top of page

How to Create a Messy Environment (that's pleasing to the eye)

Not everyone takes issue with mess. But if you're like me, a type A individual who prefers her surroundings to be neatly organized and aesthetically pleasing, then you may agree that Parenthood happened to your surroundings the way a Golden Retriever comes bounding into a house and knocks everything in sight only for you to have to clean it up like it's Groundhog Day.

Foreground basket from Background basket from World Market

What are we aesthetes supposed to do with perpetual mess? Simple. We buy aesthetically pleasing toys, beautifully woven baskets to hold the toys and a high chair that matches our decor. That way, the mess is more like a Jackson Pollock rather than a careless daycare. If you're thinking, "Yes, but a Pollock's worth a fortune and a careless daycare isn't," then perhaps this is an opportunity to think resourcefully. Let your friends know you would be super appreciative of any hand-me-downs. Find some affordable baskets from World Market. Search for a used high chair that suits your taste. Even better, take this opportunity to reach your Minimalist goals.

However you do it, just remember that it's absolutely vital to our sanity to surround ourselves with things that make us feel good. It's not about Instagram, it's not about fashion over function - it's about the simple fact that colors and shapes - though subtle as it seems - actually make a difference to our psyche, along with things associated with positive memories versus things associated with negative memories. What if this entire blog post was written in red bold italics instead of this? It all adds up and your reaction to a stressful scenario at home (children throwing toys at each other, stepping on a spiky dinosaur barefoot while you're trying to save your toddler from falling off a table, cleaning pasta off the high chair which mysteriously made it under your child's butt) makes all the difference when you're surrounded by the colors you like, the shapes that feel poetic and the toys that you adore. They may be plastic, they may be wooden. What matters most is that when you see your child play with them, they add to the adoration you already have for your child.

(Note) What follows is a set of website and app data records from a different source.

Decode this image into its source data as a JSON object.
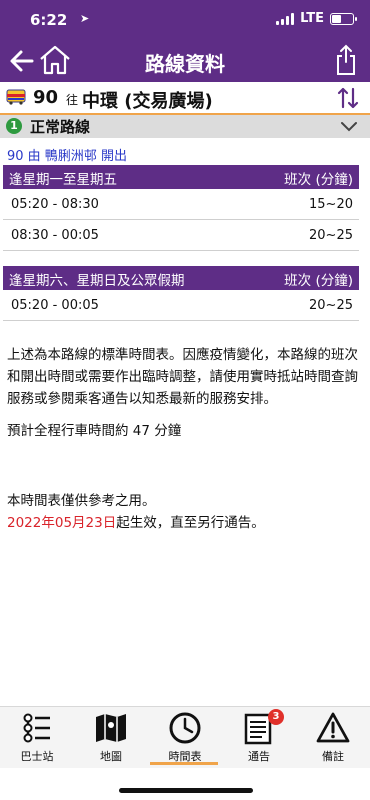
{
  "status": {
    "time": "6:22",
    "carrier": "LTE"
  },
  "nav": {
    "title": "路線資料"
  },
  "route": {
    "number": "90",
    "to_label": "往",
    "destination": "中環 (交易廣場)"
  },
  "variant": {
    "badge": "1",
    "label": "正常路線"
  },
  "departure_note": "90 由 鴨脷洲邨 開出",
  "timetables": [
    {
      "header": "逢星期一至星期五",
      "col_header": "班次 (分鐘)",
      "rows": [
        {
          "time": "05:20 - 08:30",
          "freq": "15~20"
        },
        {
          "time": "08:30 - 00:05",
          "freq": "20~25"
        }
      ]
    },
    {
      "header": "逢星期六、星期日及公眾假期",
      "col_header": "班次 (分鐘)",
      "rows": [
        {
          "time": "05:20 - 00:05",
          "freq": "20~25"
        }
      ]
    }
  ],
  "notes": {
    "p1": "上述為本路線的標準時間表。因應疫情變化，本路線的班次和開出時間或需要作出臨時調整，請使用實時抵站時間查詢服務或參閱乘客通告以知悉最新的服務安排。",
    "p2": "預計全程行車時間約 47 分鐘",
    "p3": "本時間表僅供參考之用。",
    "effective_date": "2022年05月23日",
    "effective_suffix": "起生效，直至另行通告。"
  },
  "tabs": [
    {
      "label": "巴士站",
      "icon": "bus-stop-list-icon"
    },
    {
      "label": "地圖",
      "icon": "map-icon"
    },
    {
      "label": "時間表",
      "icon": "clock-icon",
      "active": true
    },
    {
      "label": "通告",
      "icon": "notice-icon",
      "badge": "3"
    },
    {
      "label": "備註",
      "icon": "warning-icon"
    }
  ],
  "colors": {
    "brand": "#5e2d86",
    "accent": "#f0a44a",
    "link": "#2a39c8",
    "alert": "#d9232a"
  }
}
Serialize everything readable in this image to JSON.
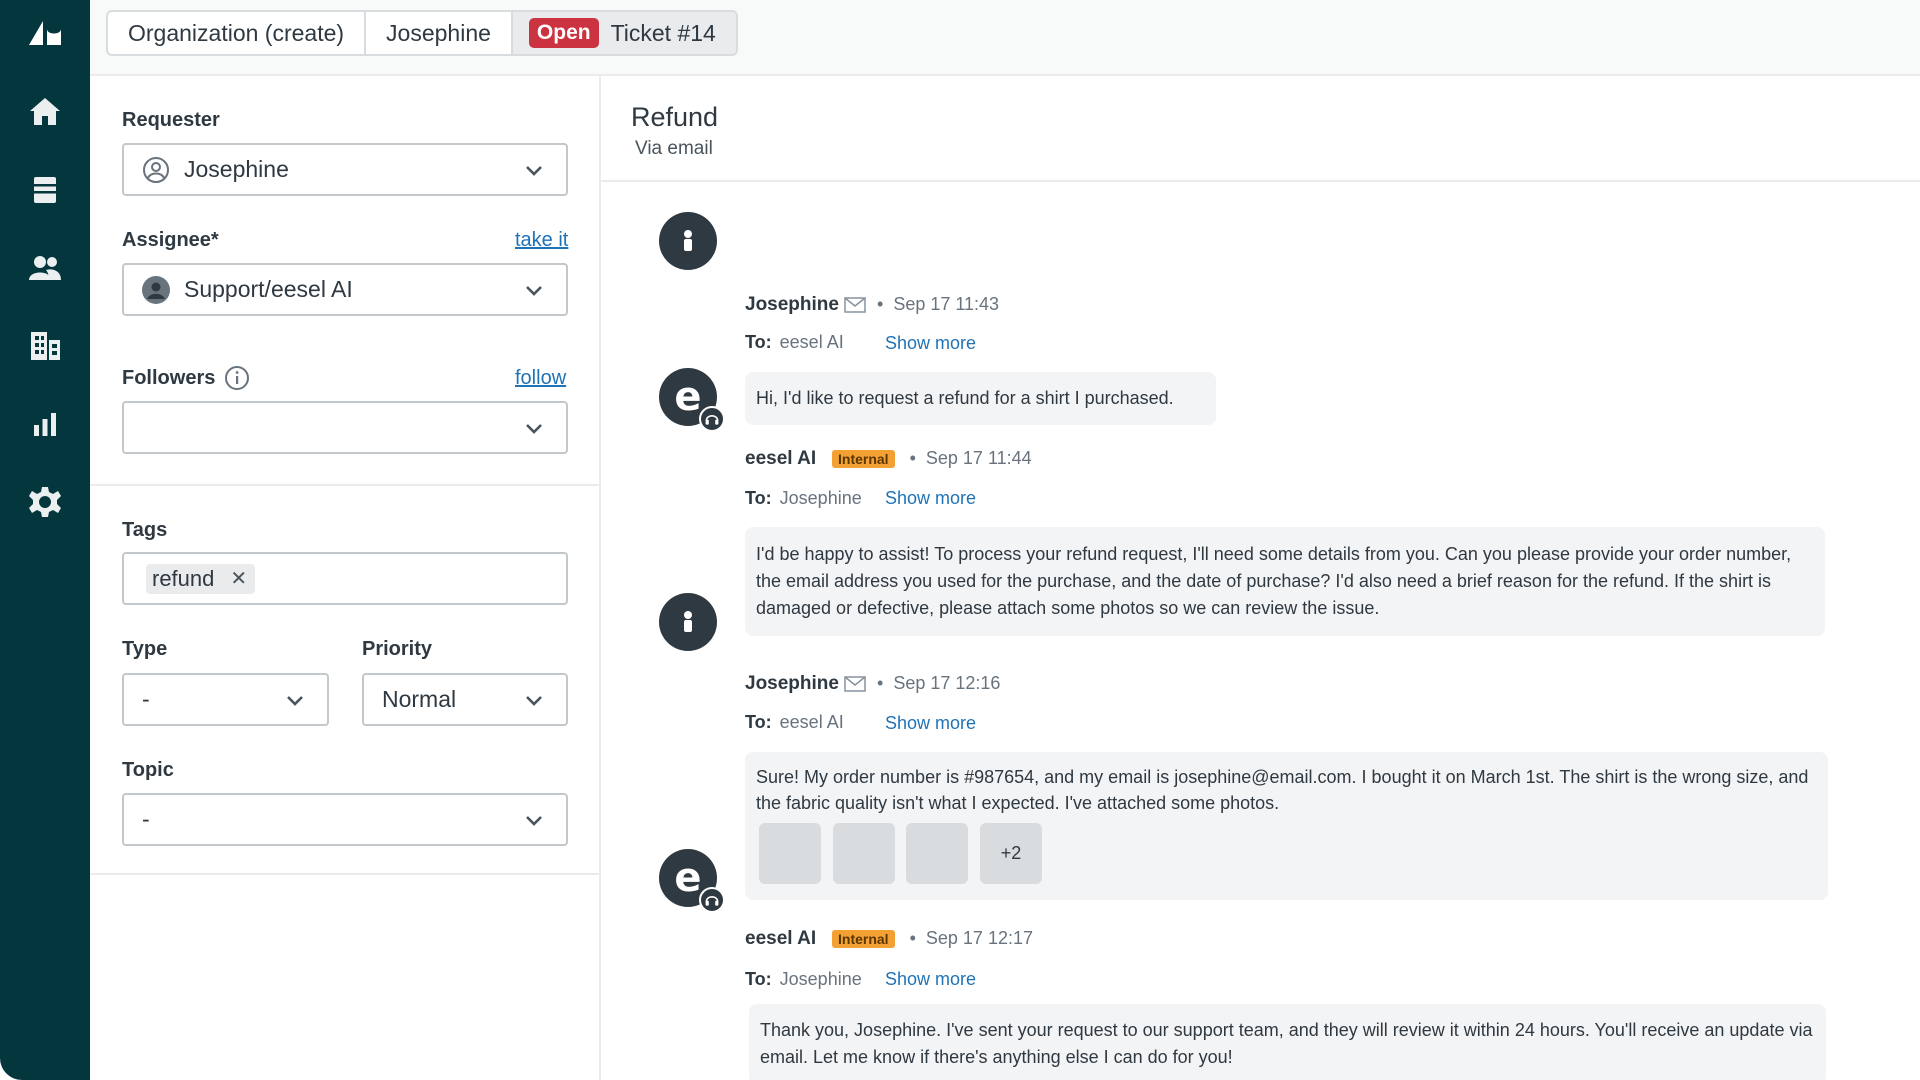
{
  "tabs": [
    {
      "label": "Organization (create)"
    },
    {
      "label": "Josephine"
    },
    {
      "status": "Open",
      "label": "Ticket #14"
    }
  ],
  "nav": {
    "items": [
      "logo-icon",
      "home-icon",
      "views-icon",
      "customers-icon",
      "organizations-icon",
      "reporting-icon",
      "settings-icon"
    ]
  },
  "props": {
    "requester": {
      "label": "Requester",
      "value": "Josephine"
    },
    "assignee": {
      "label": "Assignee*",
      "link": "take it",
      "value": "Support/eesel AI"
    },
    "followers": {
      "label": "Followers",
      "link": "follow",
      "value": ""
    },
    "tags": {
      "label": "Tags",
      "items": [
        "refund"
      ]
    },
    "type": {
      "label": "Type",
      "value": "-"
    },
    "priority": {
      "label": "Priority",
      "value": "Normal"
    },
    "topic": {
      "label": "Topic",
      "value": "-"
    }
  },
  "conversation": {
    "subject": "Refund",
    "via": "Via email",
    "messages": [
      {
        "author": "Josephine",
        "time": "Sep 17 11:43",
        "to_label": "To:",
        "to": "eesel AI",
        "show_more": "Show more",
        "body": "Hi, I'd like to request a refund for a shirt I purchased."
      },
      {
        "author": "eesel AI",
        "badge": "Internal",
        "time": "Sep 17 11:44",
        "to_label": "To:",
        "to": "Josephine",
        "show_more": "Show more",
        "body": "I'd be happy to assist! To process your refund request, I'll need some details from you. Can you please provide your order number, the email address you used for the purchase, and the date of purchase? I'd also need a brief reason for the refund. If the shirt is damaged or defective, please attach some photos so we can review the issue."
      },
      {
        "author": "Josephine",
        "time": "Sep 17 12:16",
        "to_label": "To:",
        "to": "eesel AI",
        "show_more": "Show more",
        "body": "Sure! My order number is #987654, and my email is josephine@email.com. I bought it on March 1st. The shirt is the wrong size, and the fabric quality isn't what I expected. I've attached some photos.",
        "attachments_more": "+2"
      },
      {
        "author": "eesel AI",
        "badge": "Internal",
        "time": "Sep 17 12:17",
        "to_label": "To:",
        "to": "Josephine",
        "show_more": "Show more",
        "body": "Thank you, Josephine. I've sent your request to our support team, and they will review it within 24 hours. You'll receive an update via email. Let me know if there's anything else I can do for you!"
      }
    ]
  },
  "colors": {
    "nav_bg": "#03363d",
    "open_badge": "#cc3340",
    "link": "#1f73b7",
    "internal_badge": "#f4a134",
    "bubble_bg": "#f3f4f5"
  }
}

Once, I came into the room where my boys had been playing to their heart's content. One of our caretakers was with them and I very casually made the comment, "Oh, boy, it's messy." Not meaning anything by it; just merely made an observation, so I started cleaning up. I wasn't freaking out - no stress accompanied that statement - yet, the caretaker took it upon herself to say in a rather convicting tone, "It's okay, Ariela. You should be happy that your boys are playing with their toys and not ignoring them." It was a bit out of place, but perhaps she remembers a parent who normally loses it at the sight of a mess. A risky reaction to have as it might make a child feel guilty for playing with her toys. "Having fun = Mom getting mad." Not the message we want to be sending our children. Yet, it happens, and I wonder if it would happen less if the items we had to clean up were imbued with positive associations and fond memories.

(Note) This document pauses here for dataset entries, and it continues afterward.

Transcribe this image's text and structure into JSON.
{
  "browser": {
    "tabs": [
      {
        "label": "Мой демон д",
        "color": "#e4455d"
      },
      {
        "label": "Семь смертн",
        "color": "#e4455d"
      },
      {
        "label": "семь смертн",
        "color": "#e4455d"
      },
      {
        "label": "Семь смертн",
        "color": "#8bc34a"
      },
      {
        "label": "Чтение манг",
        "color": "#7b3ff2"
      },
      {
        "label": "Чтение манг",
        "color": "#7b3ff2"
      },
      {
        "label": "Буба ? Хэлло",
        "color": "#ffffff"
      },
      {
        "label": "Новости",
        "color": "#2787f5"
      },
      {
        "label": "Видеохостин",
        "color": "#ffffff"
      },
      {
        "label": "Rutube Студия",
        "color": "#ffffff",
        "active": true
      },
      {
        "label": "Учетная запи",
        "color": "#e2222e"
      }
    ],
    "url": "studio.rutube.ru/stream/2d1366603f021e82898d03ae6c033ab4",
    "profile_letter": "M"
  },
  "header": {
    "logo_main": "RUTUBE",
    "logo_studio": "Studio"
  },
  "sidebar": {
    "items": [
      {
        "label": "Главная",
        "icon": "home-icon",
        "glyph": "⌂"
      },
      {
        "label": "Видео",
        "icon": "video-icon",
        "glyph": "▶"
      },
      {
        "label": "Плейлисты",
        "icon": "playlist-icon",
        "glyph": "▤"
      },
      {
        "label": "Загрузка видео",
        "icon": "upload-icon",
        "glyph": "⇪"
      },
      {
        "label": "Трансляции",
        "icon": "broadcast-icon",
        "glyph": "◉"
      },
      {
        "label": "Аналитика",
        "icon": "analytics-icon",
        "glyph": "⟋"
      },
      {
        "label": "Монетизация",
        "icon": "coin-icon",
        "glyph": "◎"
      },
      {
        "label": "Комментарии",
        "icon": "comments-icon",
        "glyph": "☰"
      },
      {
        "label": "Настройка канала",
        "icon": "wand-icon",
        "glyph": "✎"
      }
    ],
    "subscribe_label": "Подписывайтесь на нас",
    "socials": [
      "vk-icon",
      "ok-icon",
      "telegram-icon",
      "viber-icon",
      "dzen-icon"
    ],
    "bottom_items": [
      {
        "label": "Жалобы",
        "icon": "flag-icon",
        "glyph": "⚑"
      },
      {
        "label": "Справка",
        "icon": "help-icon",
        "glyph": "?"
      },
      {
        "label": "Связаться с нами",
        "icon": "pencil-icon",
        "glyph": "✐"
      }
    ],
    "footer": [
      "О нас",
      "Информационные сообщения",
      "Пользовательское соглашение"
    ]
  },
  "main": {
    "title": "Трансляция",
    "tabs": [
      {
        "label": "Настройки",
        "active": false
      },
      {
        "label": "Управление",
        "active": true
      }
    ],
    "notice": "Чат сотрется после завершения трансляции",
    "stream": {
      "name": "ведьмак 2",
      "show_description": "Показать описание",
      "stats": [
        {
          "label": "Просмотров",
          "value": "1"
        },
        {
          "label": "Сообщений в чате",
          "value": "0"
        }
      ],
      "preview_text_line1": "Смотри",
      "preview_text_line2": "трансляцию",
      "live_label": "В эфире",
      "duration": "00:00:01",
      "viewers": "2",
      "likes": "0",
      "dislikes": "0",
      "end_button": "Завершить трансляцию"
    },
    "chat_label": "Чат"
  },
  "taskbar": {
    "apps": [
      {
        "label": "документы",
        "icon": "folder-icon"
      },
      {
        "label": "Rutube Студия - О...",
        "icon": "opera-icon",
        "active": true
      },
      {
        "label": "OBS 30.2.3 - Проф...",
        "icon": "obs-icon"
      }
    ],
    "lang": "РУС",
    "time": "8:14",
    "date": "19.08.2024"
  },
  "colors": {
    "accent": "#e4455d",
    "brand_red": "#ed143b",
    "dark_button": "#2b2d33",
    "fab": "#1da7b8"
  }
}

I understand if all of that sounded ridiculous just now. I almost chuckled at myself. Some of you may wonder why I've put so much energy in thinking about the quality of mess. Did Instagram instigate an obsession over the way things look because suddenly everyone turned into a product photographer? Yes, I think there's some truth to that. But perhaps that's a good thing. The way that we can give credit to Instagram for pressuring cafes to up their coffee game and now you can find good coffee on every corner. No one actually paid attention to coffee until taking pictures of it became a trend on social media. So, what, we have Instagram to thank for making us think more mindfully about the beauty that surrounds us. By the way, I haven't had an Instagram account for about three months now. I can triumphantly say that quality of life has gone through the roof. My aesthetically pleasing surroundings have reclaimed their purpose to serve my own happiness and not the attractiveness of a social media account. Hallelujah.

Whoever you are - type A or type B - I invite you to take pause next time you see a mess. How was it created? Undoubtedly from Love. Your children love their toys ... Mess. You feed your children out of love ... Mess. You love your child so much that you'd rather play with them than fold clothes ... Mess. Now take a deep breath if you must... and clean.


bottom of page